Jackson Firebird @ Barfly, London 17.08.12

Jackson Firebird recently hit the headlines for being the reason behind an Australian pub cancelling a Lady Gaga party. Sure, upsetting a pop star is pretty rock and roll, but you don’t get the full extent of this band’s utter coolness until you see them play live. If you’ve ever spent time jamming in your garage, you will completely understand.

Aug 17th, 2012 at Barfly, London / By Eleanor Carter
Jackson Firebird “We are dirty rock and roll,” bellows Brendan Harvey and yep, this is exactly who Jackson Firebird are. The hard hitting Australian duo are a mighty force to be reckoned with, causing the tiny upstairs of Camden’s Barfly to be punched from an awkward room of inebriated curiosities, to a full-on Friday night sweatbox party.

From the very first song, they plays with full force. Dale Hudak is kneeling on the floor slapping his trademark upside down “bottle bin” like he wants to pound it through the floor. The result is explosive and makes for a far edgier, dirtier sound than your average bass and snare amalgamation.

Hudak’s straight up drumming is a filthy delight, but Harvey’s guitar is also being played with a great coercion. The riffs are mesmerising and played with perfection. The guitar strings are getting absolutely battered, yet Harvey storms through every note with ease – attacking each song with a wild recklessness which makes the entire set extraordinarily captivating.

Particularly noteworthy is the duo’s tightness. Despite Harvey losing himself in the power of his own twelve bar jams and Hudak concentrating on unwavering explosiveness, the pair are completely in time and in sync with one another. And it is their ability to create this rapport, whilst remaining brutal and turbulent which made tonight’s performance all the more heroic.

Jackson Firebird’s debut album is named Cock Rockin’, which sums up this unashamed, filthy performance entirely. Mischievous lyrics are sang with a distortion, adding another layer to the eruptive noise which is surely making anyone outside of the Barfly think that this band are made up of about eight musicians. Becoming transfixed by the unkempt duo and their in-your-face show, the audience are now just as dishevelled and loving every second of it. The solid rock is applauded with screams whilst the floor vibrates under the strain of raucousness.

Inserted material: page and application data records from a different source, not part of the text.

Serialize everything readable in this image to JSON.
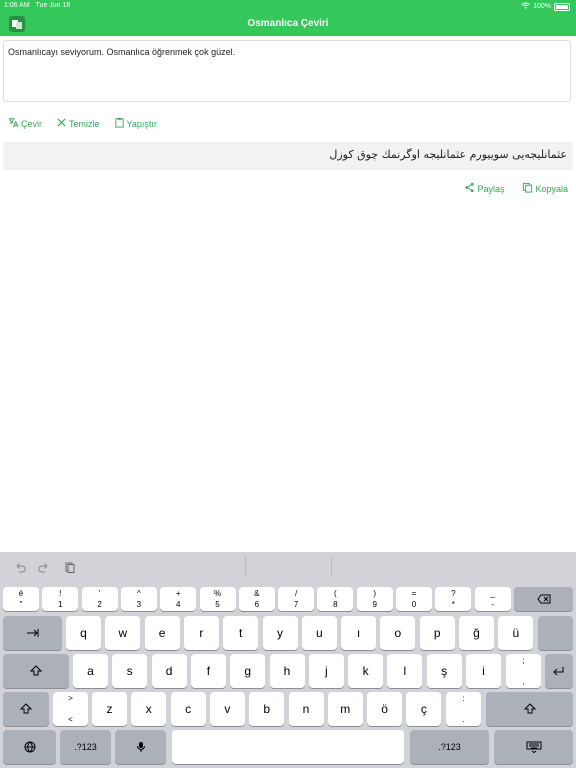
{
  "status": {
    "time": "1:06 AM",
    "date": "Tue Jun 16",
    "battery": "100%"
  },
  "nav": {
    "title": "Osmanlıca Çeviri"
  },
  "input": {
    "text": "Osmanlıcayı seviyorum. Osmanlıca öğrenmek çok güzel."
  },
  "actions": {
    "translate": "Çevir",
    "clear": "Temizle",
    "paste": "Yapıştır"
  },
  "output": {
    "text": "عثمانليجه‌يى سوييورم عثمانليجه اوگرنمك چوق كوزل"
  },
  "output_actions": {
    "share": "Paylaş",
    "copy": "Kopyala"
  },
  "keyboard": {
    "num_row": [
      {
        "top": "é",
        "bot": "\""
      },
      {
        "top": "!",
        "bot": "1"
      },
      {
        "top": "'",
        "bot": "2"
      },
      {
        "top": "^",
        "bot": "3"
      },
      {
        "top": "+",
        "bot": "4"
      },
      {
        "top": "%",
        "bot": "5"
      },
      {
        "top": "&",
        "bot": "6"
      },
      {
        "top": "/",
        "bot": "7"
      },
      {
        "top": "(",
        "bot": "8"
      },
      {
        "top": ")",
        "bot": "9"
      },
      {
        "top": "=",
        "bot": "0"
      },
      {
        "top": "?",
        "bot": "*"
      },
      {
        "top": "_",
        "bot": "-"
      }
    ],
    "row1": [
      "q",
      "w",
      "e",
      "r",
      "t",
      "y",
      "u",
      "ı",
      "o",
      "p",
      "ğ",
      "ü"
    ],
    "row2": [
      "a",
      "s",
      "d",
      "f",
      "g",
      "h",
      "j",
      "k",
      "l",
      "ş",
      "i"
    ],
    "row2_extra": {
      "top": ";",
      "bot": ","
    },
    "row3_left": {
      "top": ">",
      "bot": "<"
    },
    "row3": [
      "z",
      "x",
      "c",
      "v",
      "b",
      "n",
      "m",
      "ö",
      "ç"
    ],
    "row3_extra": {
      "top": ":",
      "bot": "."
    },
    "mode_label": ".?123"
  }
}
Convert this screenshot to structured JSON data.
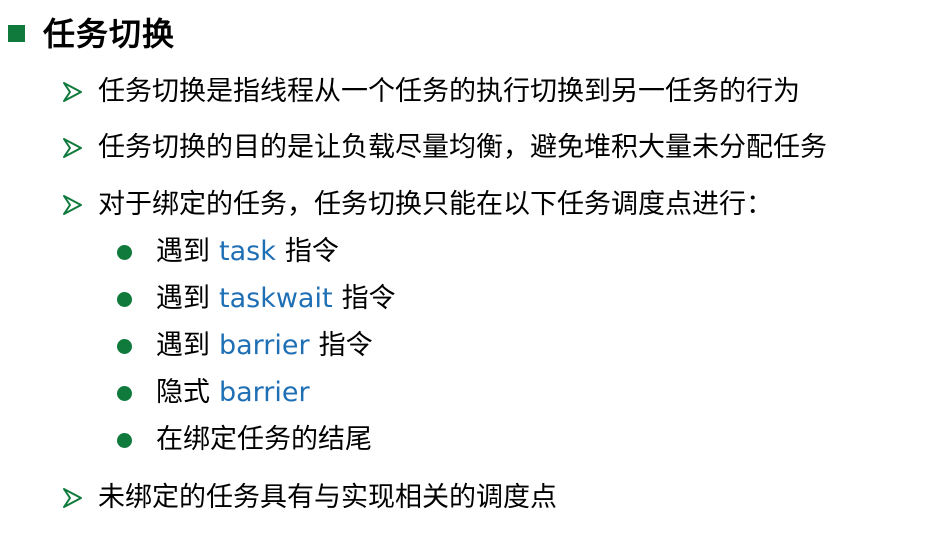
{
  "title": "任务切换",
  "colors": {
    "accent_green": "#0f7a3c",
    "keyword_blue": "#1f6fb5",
    "text": "#000000"
  },
  "bullets": [
    {
      "text": "任务切换是指线程从一个任务的执行切换到另一任务的行为"
    },
    {
      "text": "任务切换的目的是让负载尽量均衡，避免堆积大量未分配任务"
    },
    {
      "text": "对于绑定的任务，任务切换只能在以下任务调度点进行："
    }
  ],
  "sub_bullets": [
    {
      "prefix": "遇到",
      "keyword": "task",
      "suffix": "指令"
    },
    {
      "prefix": "遇到",
      "keyword": "taskwait",
      "suffix": "指令"
    },
    {
      "prefix": "遇到",
      "keyword": "barrier",
      "suffix": "指令"
    },
    {
      "prefix": "隐式",
      "keyword": "barrier",
      "suffix": ""
    },
    {
      "prefix": "在绑定任务的结尾",
      "keyword": "",
      "suffix": ""
    }
  ],
  "last_bullet": {
    "text": "未绑定的任务具有与实现相关的调度点"
  },
  "icons": {
    "title_marker": "square-bullet-icon",
    "level1_marker": "arrow-bullet-icon",
    "level2_marker": "dot-bullet-icon"
  }
}
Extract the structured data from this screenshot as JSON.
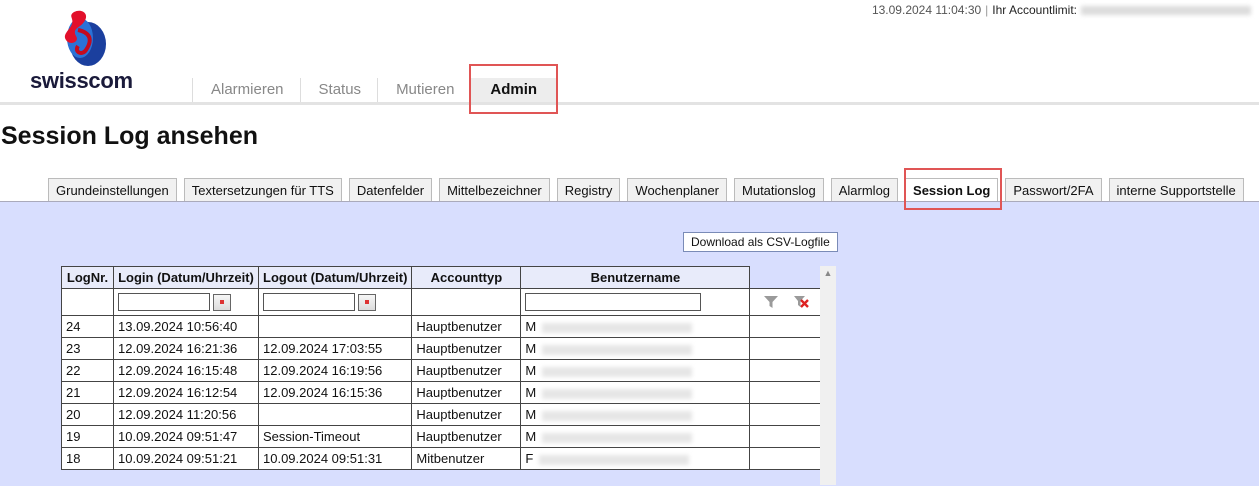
{
  "header": {
    "timestamp": "13.09.2024 11:04:30",
    "separator": "|",
    "account_limit_label": "Ihr Accountlimit:"
  },
  "logo": {
    "text": "swisscom"
  },
  "main_tabs": [
    {
      "label": "Alarmieren"
    },
    {
      "label": "Status"
    },
    {
      "label": "Mutieren"
    },
    {
      "label": "Admin",
      "active": true
    }
  ],
  "page_title": "Session Log ansehen",
  "sub_tabs": [
    {
      "label": "Grundeinstellungen"
    },
    {
      "label": "Textersetzungen für TTS"
    },
    {
      "label": "Datenfelder"
    },
    {
      "label": "Mittelbezeichner"
    },
    {
      "label": "Registry"
    },
    {
      "label": "Wochenplaner"
    },
    {
      "label": "Mutationslog"
    },
    {
      "label": "Alarmlog"
    },
    {
      "label": "Session Log",
      "active": true
    },
    {
      "label": "Passwort/2FA"
    },
    {
      "label": "interne Supportstelle"
    }
  ],
  "csv_button": "Download als CSV-Logfile",
  "table": {
    "headers": [
      "LogNr.",
      "Login (Datum/Uhrzeit)",
      "Logout (Datum/Uhrzeit)",
      "Accounttyp",
      "Benutzername"
    ],
    "rows": [
      {
        "nr": "24",
        "login": "13.09.2024 10:56:40",
        "logout": "",
        "type": "Hauptbenutzer",
        "user": "M"
      },
      {
        "nr": "23",
        "login": "12.09.2024 16:21:36",
        "logout": "12.09.2024 17:03:55",
        "type": "Hauptbenutzer",
        "user": "M"
      },
      {
        "nr": "22",
        "login": "12.09.2024 16:15:48",
        "logout": "12.09.2024 16:19:56",
        "type": "Hauptbenutzer",
        "user": "M"
      },
      {
        "nr": "21",
        "login": "12.09.2024 16:12:54",
        "logout": "12.09.2024 16:15:36",
        "type": "Hauptbenutzer",
        "user": "M"
      },
      {
        "nr": "20",
        "login": "12.09.2024 11:20:56",
        "logout": "",
        "type": "Hauptbenutzer",
        "user": "M"
      },
      {
        "nr": "19",
        "login": "10.09.2024 09:51:47",
        "logout": "Session-Timeout",
        "type": "Hauptbenutzer",
        "user": "M"
      },
      {
        "nr": "18",
        "login": "10.09.2024 09:51:21",
        "logout": "10.09.2024 09:51:31",
        "type": "Mitbenutzer",
        "user": "F"
      }
    ]
  },
  "colors": {
    "highlight": "#e05555",
    "panel_bg": "#d8defe"
  }
}
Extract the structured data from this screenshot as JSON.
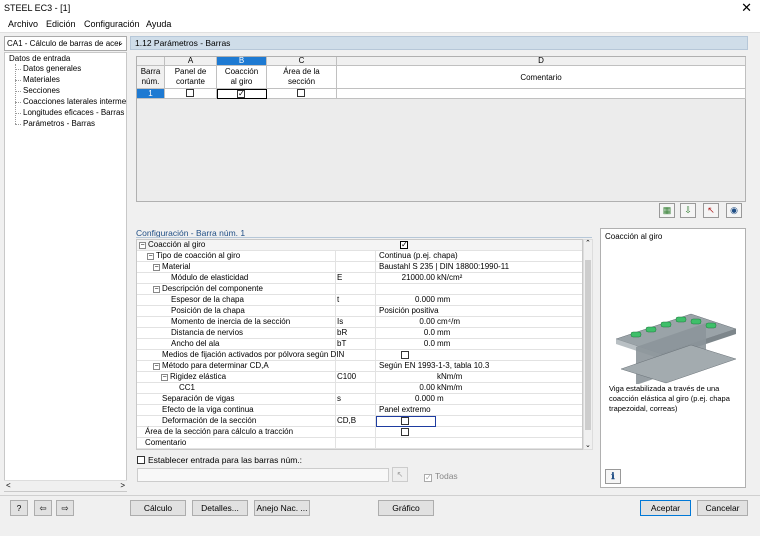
{
  "window": {
    "title": "STEEL EC3 - [1]",
    "close_label": "✕"
  },
  "menu": [
    "Archivo",
    "Edición",
    "Configuración",
    "Ayuda"
  ],
  "nav": {
    "combo_value": "CA1 - Cálculo de barras de acer",
    "root": "Datos de entrada",
    "items": [
      "Datos generales",
      "Materiales",
      "Secciones",
      "Coacciones laterales intermedi",
      "Longitudes eficaces - Barras",
      "Parámetros - Barras"
    ]
  },
  "main_header": "1.12 Parámetros - Barras",
  "grid": {
    "col_letters": [
      "A",
      "B",
      "C",
      "D"
    ],
    "row_header": [
      "Barra",
      "núm."
    ],
    "col_A": [
      "Panel de",
      "cortante"
    ],
    "col_B": [
      "Coacción",
      "al giro"
    ],
    "col_C": [
      "Área de la",
      "sección"
    ],
    "col_D": "Comentario",
    "row_num": "1"
  },
  "config": {
    "header": "Configuración - Barra núm. 1",
    "rows": [
      {
        "label": "Coacción al giro",
        "sym": "",
        "value": "",
        "text": "",
        "unit": ""
      },
      {
        "label": "Tipo de coacción al giro",
        "sym": "",
        "value": "",
        "text": "Continua (p.ej. chapa)",
        "unit": ""
      },
      {
        "label": "Material",
        "sym": "",
        "value": "",
        "text": "Baustahl S 235 | DIN 18800:1990-11",
        "unit": ""
      },
      {
        "label": "Módulo de elasticidad",
        "sym": "E",
        "value": "21000.00",
        "text": "",
        "unit": "kN/cm²"
      },
      {
        "label": "Descripción del componente",
        "sym": "",
        "value": "",
        "text": "",
        "unit": ""
      },
      {
        "label": "Espesor de la chapa",
        "sym": "t",
        "value": "0.000",
        "text": "",
        "unit": "mm"
      },
      {
        "label": "Posición de la chapa",
        "sym": "",
        "value": "",
        "text": "Posición positiva",
        "unit": ""
      },
      {
        "label": "Momento de inercia de la sección",
        "sym": "Is",
        "value": "0.00",
        "text": "",
        "unit": "cm⁴/m"
      },
      {
        "label": "Distancia de nervios",
        "sym": "bR",
        "value": "0.0",
        "text": "",
        "unit": "mm"
      },
      {
        "label": "Ancho del ala",
        "sym": "bT",
        "value": "0.0",
        "text": "",
        "unit": "mm"
      },
      {
        "label": "Medios de fijación activados por pólvora según DIN",
        "sym": "",
        "value": "",
        "text": "",
        "unit": ""
      },
      {
        "label": "Método para determinar CD,A",
        "sym": "",
        "value": "",
        "text": "Según EN 1993-1-3, tabla 10.3",
        "unit": ""
      },
      {
        "label": "Rigidez elástica",
        "sym": "C100",
        "value": "",
        "text": "",
        "unit": "kNm/m"
      },
      {
        "label": "CC1",
        "sym": "",
        "value": "0.00",
        "text": "",
        "unit": "kNm/m"
      },
      {
        "label": "Separación de vigas",
        "sym": "s",
        "value": "0.000",
        "text": "",
        "unit": "m"
      },
      {
        "label": "Efecto de la viga continua",
        "sym": "",
        "value": "",
        "text": "Panel extremo",
        "unit": ""
      },
      {
        "label": "Deformación de la sección",
        "sym": "CD,B",
        "value": "",
        "text": "",
        "unit": ""
      },
      {
        "label": "Área de la sección para cálculo a tracción",
        "sym": "",
        "value": "",
        "text": "",
        "unit": ""
      },
      {
        "label": "Comentario",
        "sym": "",
        "value": "",
        "text": "",
        "unit": ""
      }
    ]
  },
  "info": {
    "title": "Coacción al giro",
    "description": "Viga estabilizada a través de una coacción elástica al giro (p.ej. chapa trapezoidal, correas)"
  },
  "bottom": {
    "set_all_label": "Establecer entrada para las barras núm.:",
    "todas_label": "Todas"
  },
  "footer": {
    "calc": "Cálculo",
    "details": "Detalles...",
    "annex": "Anejo Nac. ...",
    "graphic": "Gráfico",
    "accept": "Aceptar",
    "cancel": "Cancelar"
  },
  "colors": {
    "header_bg": "#cfdde9",
    "accent": "#1f4e85",
    "selected_col": "#1e7ad2"
  }
}
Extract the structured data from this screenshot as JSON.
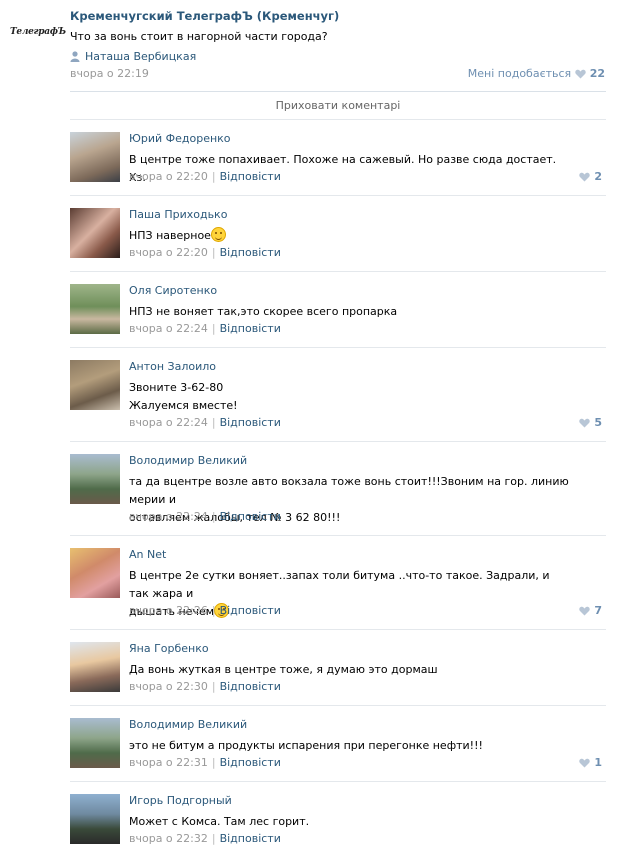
{
  "post": {
    "logo_text": "ТелеграфЪ",
    "title": "Кременчугский ТелеграфЪ (Кременчуг)",
    "text": "Что за вонь стоит в нагорной части города?",
    "author": "Наташа Вербицкая",
    "time": "вчора о 22:19",
    "like_label": "Мені подобається",
    "like_count": "22"
  },
  "hide_comments_label": "Приховати коментарі",
  "reply_label": "Відповісти",
  "colors": {
    "link": "#2b587a",
    "meta": "#999999",
    "like": "#6e8fb1"
  },
  "comments": [
    {
      "author": "Юрий Федоренко",
      "lines": [
        "В центре тоже попахивает. Похоже на сажевый. Но разве сюда достает. Хз."
      ],
      "time": "вчора о 22:20",
      "likes": "2",
      "emoji": ""
    },
    {
      "author": "Паша Приходько",
      "lines": [
        "НПЗ наверное"
      ],
      "time": "вчора о 22:20",
      "likes": "",
      "emoji": "wink-emoji"
    },
    {
      "author": "Оля Сиротенко",
      "lines": [
        "НПЗ не воняет так,это скорее всего пропарка"
      ],
      "time": "вчора о 22:24",
      "likes": "",
      "emoji": ""
    },
    {
      "author": "Антон Залоило",
      "lines": [
        "Звоните 3-62-80",
        "Жалуемся вместе!"
      ],
      "time": "вчора о 22:24",
      "likes": "5",
      "emoji": ""
    },
    {
      "author": "Володимир Великий",
      "lines": [
        "та да вцентре возле авто вокзала тоже вонь стоит!!!Звоним на гор. линию мерии и",
        "оставляем жалобы, тел № 3 62 80!!!"
      ],
      "time": "вчора о 22:24",
      "likes": "",
      "emoji": ""
    },
    {
      "author": "An Net",
      "lines": [
        "В центре 2е сутки воняет..запах толи битума ..что-то такое. Задрали, и так жара и",
        "дышать нечем"
      ],
      "time": "вчора о 22:26",
      "likes": "7",
      "emoji": "tired-emoji"
    },
    {
      "author": "Яна Горбенко",
      "lines": [
        "Да вонь жуткая в центре тоже, я думаю это дормаш"
      ],
      "time": "вчора о 22:30",
      "likes": "",
      "emoji": ""
    },
    {
      "author": "Володимир Великий",
      "lines": [
        "это не битум а продукты испарения при перегонке нефти!!!"
      ],
      "time": "вчора о 22:31",
      "likes": "1",
      "emoji": ""
    },
    {
      "author": "Игорь Подгорный",
      "lines": [
        "Может с Комса. Там лес горит."
      ],
      "time": "вчора о 22:32",
      "likes": "",
      "emoji": ""
    }
  ]
}
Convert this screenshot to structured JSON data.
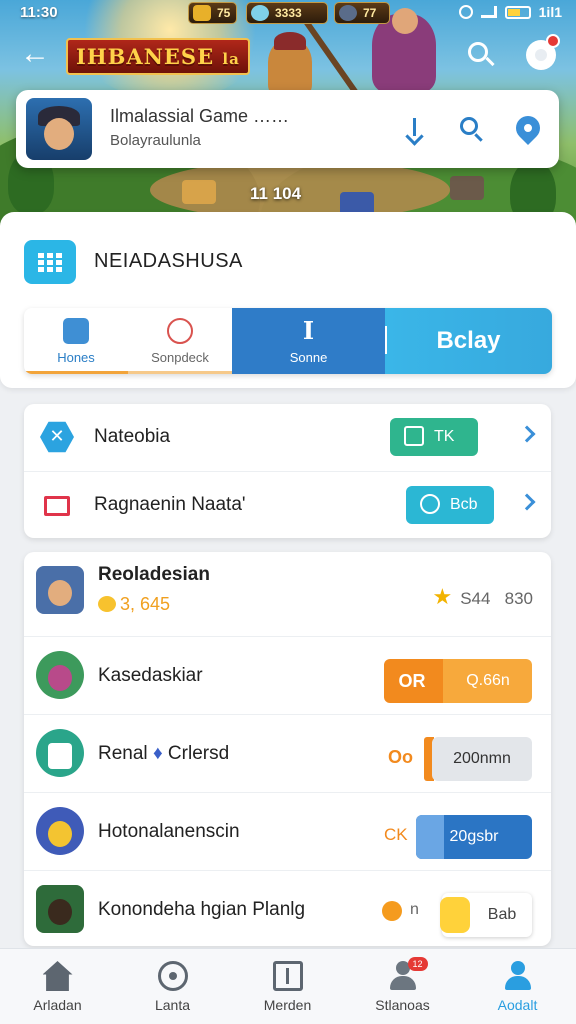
{
  "status_bar": {
    "time": "11:30",
    "resources": [
      "75",
      "3333",
      "77"
    ],
    "right_label": "1il1"
  },
  "app_bar": {
    "logo_text": "IHBANESE",
    "logo_suffix": "la"
  },
  "game_card": {
    "title": "Ilmalassial Game ……",
    "subtitle": "Bolayraulunla"
  },
  "hero_stat": "11 104",
  "section": {
    "title": "NEIADASHUSA"
  },
  "tabs": [
    {
      "label": "Hones",
      "icon": "person-icon"
    },
    {
      "label": "Sonpdeck",
      "icon": "target-icon"
    },
    {
      "label": "Sonne",
      "icon": "text-icon"
    }
  ],
  "play_label": "Bclay",
  "links": [
    {
      "name": "Nateobia",
      "pill": "TK",
      "icon": "hexagon-icon"
    },
    {
      "name": "Ragnaenin Naata'",
      "pill": "Bcb",
      "icon": "flag-icon"
    }
  ],
  "players": [
    {
      "name": "Reoladesian",
      "coins": "3, 645",
      "star_value": "S44",
      "star_value2": "830"
    },
    {
      "name": "Kasedaskiar",
      "btn_left": "OR",
      "btn_right": "Q.66n"
    },
    {
      "name": "Renal",
      "name_suffix": "Crlersd",
      "lead": "Oo",
      "btn": "200nmn"
    },
    {
      "name": "Hotonalanenscin",
      "lead": "CK",
      "btn": "20gsbr"
    },
    {
      "name": "Konondeha hgian Planlg",
      "lead": "n",
      "btn": "Bab"
    }
  ],
  "nav": [
    {
      "label": "Arladan",
      "icon": "home-icon"
    },
    {
      "label": "Lanta",
      "icon": "compass-icon"
    },
    {
      "label": "Merden",
      "icon": "book-icon"
    },
    {
      "label": "Stlanoas",
      "icon": "user-icon",
      "badge": "12"
    },
    {
      "label": "Aodalt",
      "icon": "profile-icon",
      "active": true
    }
  ],
  "colors": {
    "accent_blue": "#2f7cc8",
    "play_cyan": "#3ab6e8",
    "green": "#2fb58e",
    "orange": "#f28a1e"
  }
}
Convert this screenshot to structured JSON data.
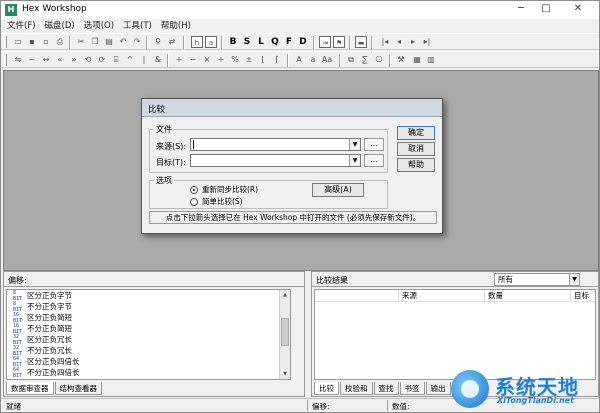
{
  "window": {
    "title": "Hex Workshop",
    "icon_letter": "H",
    "minimize": "─",
    "maximize": "□",
    "close": "✕"
  },
  "menu": [
    "文件(F)",
    "磁盘(D)",
    "选项(O)",
    "工具(T)",
    "帮助(H)"
  ],
  "toolbar": {
    "format_buttons": [
      "B",
      "S",
      "L",
      "Q",
      "F",
      "D"
    ],
    "nav_buttons": [
      "|◂",
      "◂",
      "▸",
      "▸|"
    ]
  },
  "dialog": {
    "title": "比较",
    "files_group": "文件",
    "source_label": "来源(S):",
    "target_label": "目标(T):",
    "source_value": "",
    "target_value": "",
    "browse_label": "...",
    "options_group": "选项",
    "resync_option": "重新同步比较(R)",
    "simple_option": "简单比较(S)",
    "advanced_button": "高级(A)",
    "ok_button": "确定",
    "cancel_button": "取消",
    "help_button": "帮助",
    "hint": "点击下拉箭头选择已在 Hex Workshop 中打开的文件 (必须先保存新文件)。"
  },
  "left_pane": {
    "header": "偏移:",
    "rows": [
      {
        "tag": "8 BIT",
        "text": "区分正负字节"
      },
      {
        "tag": "8 BIT",
        "text": "不分正负字节"
      },
      {
        "tag": "16 BIT",
        "text": "区分正负简短"
      },
      {
        "tag": "16 BIT",
        "text": "不分正负简短"
      },
      {
        "tag": "32 BIT",
        "text": "区分正负冗长"
      },
      {
        "tag": "32 BIT",
        "text": "不分正负冗长"
      },
      {
        "tag": "64 BIT",
        "text": "区分正负四倍长"
      },
      {
        "tag": "64 BIT",
        "text": "不分正负四倍长"
      }
    ],
    "tabs": [
      "数据审查器",
      "结构查看器"
    ]
  },
  "right_pane": {
    "header": "比较结果",
    "filter_value": "所有",
    "columns": [
      "",
      "来源",
      "数量",
      "目标"
    ],
    "tabs": [
      "比较",
      "校验和",
      "查找",
      "书签",
      "输出"
    ]
  },
  "status": {
    "ready": "就绪",
    "offset": "偏移:",
    "value": "数值:"
  },
  "watermark": {
    "cn": "系统天地",
    "en": "XiTongTianDi.net"
  }
}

As the last song begins, Hudak launches himself from kit to “bottle bin”, primal like and awash with sweat he crescendos his aggressive trash beat whilst disappearing behind flashing lights. Meanwhile Harvey, in typical rock star style, swings his long greasy mane from side to side, moshing with careless abandon as his guitar growls. The duo builds their sound; pushing together, testing their instruments and building a wall of brutal sound. They pause and the room is plunged into silence, encouraging an eager anticipation from the breathless crowd, that is until Jackson Firebird smash one last note with perfect togetherness, sending the room into complete frenzy – beer is thrown, people are hurling themselves around and Harvey kicks his drum kit, determined to end the night with the same aggression as it started.

Jackson Firebird should be the new definition of rock and roll. Hands were shook out of sincere appreciation. Lady Gaga, you don’t know what you’re missing…